◆ Available data
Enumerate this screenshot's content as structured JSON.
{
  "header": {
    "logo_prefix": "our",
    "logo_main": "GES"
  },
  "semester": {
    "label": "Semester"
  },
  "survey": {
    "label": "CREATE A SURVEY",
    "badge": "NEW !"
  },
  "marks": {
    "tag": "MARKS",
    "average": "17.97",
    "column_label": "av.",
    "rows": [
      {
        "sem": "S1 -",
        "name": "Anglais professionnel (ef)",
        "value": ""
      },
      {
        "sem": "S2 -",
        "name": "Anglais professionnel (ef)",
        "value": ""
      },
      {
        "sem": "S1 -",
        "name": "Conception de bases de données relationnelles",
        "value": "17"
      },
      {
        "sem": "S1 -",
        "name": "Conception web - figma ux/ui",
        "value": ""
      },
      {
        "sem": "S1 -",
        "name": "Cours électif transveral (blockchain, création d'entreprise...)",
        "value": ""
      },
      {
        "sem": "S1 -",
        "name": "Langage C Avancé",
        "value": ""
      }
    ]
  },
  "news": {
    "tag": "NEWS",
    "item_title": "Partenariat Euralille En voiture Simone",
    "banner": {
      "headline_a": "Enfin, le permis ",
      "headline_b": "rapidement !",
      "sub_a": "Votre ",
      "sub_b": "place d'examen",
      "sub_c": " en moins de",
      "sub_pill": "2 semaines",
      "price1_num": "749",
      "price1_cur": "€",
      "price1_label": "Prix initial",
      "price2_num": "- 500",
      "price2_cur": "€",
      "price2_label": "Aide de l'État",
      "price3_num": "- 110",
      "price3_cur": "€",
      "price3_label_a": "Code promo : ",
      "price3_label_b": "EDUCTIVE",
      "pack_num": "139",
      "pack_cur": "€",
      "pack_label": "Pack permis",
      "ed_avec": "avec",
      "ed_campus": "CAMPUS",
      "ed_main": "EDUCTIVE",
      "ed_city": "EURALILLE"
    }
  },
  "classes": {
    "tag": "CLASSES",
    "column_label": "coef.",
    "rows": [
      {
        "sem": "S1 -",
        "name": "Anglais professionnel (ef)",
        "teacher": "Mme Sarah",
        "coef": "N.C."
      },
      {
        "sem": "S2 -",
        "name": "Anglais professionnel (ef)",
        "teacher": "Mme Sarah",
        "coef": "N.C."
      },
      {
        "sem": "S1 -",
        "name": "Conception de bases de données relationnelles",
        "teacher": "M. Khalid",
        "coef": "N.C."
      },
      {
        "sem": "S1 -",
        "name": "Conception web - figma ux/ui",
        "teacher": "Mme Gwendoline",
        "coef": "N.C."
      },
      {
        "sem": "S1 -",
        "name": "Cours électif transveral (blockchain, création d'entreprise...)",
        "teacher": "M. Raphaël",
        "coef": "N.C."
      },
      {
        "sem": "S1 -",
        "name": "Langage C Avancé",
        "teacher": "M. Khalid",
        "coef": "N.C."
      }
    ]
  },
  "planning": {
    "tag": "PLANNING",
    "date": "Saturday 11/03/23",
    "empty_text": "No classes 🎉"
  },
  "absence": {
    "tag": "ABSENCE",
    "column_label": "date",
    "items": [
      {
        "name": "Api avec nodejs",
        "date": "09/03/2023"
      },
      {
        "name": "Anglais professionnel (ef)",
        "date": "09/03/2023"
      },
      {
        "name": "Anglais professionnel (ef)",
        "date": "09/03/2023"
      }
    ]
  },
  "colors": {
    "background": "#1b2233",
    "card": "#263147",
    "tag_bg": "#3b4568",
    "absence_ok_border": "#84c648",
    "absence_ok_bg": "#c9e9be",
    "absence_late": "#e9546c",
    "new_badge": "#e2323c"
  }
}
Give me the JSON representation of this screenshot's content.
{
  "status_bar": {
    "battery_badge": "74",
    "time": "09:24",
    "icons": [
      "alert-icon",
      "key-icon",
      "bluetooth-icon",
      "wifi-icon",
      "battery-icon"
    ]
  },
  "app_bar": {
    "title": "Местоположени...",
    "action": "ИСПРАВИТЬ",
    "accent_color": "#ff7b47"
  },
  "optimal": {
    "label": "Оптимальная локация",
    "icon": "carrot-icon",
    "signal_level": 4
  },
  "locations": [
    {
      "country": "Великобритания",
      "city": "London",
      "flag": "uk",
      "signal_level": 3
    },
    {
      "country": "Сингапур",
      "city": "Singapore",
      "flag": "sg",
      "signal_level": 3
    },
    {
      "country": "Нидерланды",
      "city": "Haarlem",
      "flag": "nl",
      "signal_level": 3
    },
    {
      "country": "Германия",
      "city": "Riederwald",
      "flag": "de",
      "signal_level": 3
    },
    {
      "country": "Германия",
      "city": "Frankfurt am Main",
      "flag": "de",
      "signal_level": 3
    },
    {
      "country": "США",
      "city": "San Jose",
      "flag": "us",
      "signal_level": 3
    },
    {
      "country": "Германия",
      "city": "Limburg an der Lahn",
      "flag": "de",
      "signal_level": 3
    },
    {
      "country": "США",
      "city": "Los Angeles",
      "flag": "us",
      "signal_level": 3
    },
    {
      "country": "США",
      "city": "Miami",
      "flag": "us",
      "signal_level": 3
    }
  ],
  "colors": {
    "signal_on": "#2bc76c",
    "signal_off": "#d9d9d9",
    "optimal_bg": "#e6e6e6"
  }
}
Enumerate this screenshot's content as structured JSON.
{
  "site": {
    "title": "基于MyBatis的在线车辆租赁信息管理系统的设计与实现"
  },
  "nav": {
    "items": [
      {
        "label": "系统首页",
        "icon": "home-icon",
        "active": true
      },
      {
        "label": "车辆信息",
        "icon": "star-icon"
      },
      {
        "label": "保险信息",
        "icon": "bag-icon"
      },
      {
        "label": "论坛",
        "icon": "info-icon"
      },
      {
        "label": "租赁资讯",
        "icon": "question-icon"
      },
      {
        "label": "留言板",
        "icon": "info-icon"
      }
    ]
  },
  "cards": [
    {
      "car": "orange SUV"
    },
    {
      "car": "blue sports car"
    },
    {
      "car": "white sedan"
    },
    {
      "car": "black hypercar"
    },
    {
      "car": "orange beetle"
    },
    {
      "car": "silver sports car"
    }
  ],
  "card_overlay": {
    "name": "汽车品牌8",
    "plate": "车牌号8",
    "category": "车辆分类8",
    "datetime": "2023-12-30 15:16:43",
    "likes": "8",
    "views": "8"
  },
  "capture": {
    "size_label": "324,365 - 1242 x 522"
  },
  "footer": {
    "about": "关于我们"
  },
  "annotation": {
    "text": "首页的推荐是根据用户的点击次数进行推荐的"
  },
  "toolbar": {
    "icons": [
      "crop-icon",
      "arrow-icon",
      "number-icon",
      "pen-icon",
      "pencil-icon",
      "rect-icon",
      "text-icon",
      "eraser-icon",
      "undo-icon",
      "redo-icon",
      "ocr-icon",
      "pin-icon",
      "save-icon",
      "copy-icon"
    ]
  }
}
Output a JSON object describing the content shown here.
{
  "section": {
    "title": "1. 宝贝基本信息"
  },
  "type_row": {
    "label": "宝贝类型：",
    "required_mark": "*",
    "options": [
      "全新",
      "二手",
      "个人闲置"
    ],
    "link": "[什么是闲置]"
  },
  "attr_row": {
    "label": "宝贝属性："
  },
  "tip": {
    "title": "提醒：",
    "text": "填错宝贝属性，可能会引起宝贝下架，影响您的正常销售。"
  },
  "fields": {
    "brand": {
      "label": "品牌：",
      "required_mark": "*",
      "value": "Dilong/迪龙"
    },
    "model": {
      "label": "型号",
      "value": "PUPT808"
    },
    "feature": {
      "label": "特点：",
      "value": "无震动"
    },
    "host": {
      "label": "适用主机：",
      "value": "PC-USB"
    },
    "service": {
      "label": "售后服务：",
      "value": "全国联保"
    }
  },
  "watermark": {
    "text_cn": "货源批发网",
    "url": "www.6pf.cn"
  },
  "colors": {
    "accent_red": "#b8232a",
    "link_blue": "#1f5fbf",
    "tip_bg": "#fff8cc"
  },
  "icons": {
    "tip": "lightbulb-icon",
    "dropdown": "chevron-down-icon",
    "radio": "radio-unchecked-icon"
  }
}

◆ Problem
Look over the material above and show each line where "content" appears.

◆ Exercise response
Enumerate this screenshot's content as structured JSON.
Give me the JSON representation of this screenshot's content.
Enumerate this screenshot's content as structured JSON.
Output a JSON object describing the content shown here.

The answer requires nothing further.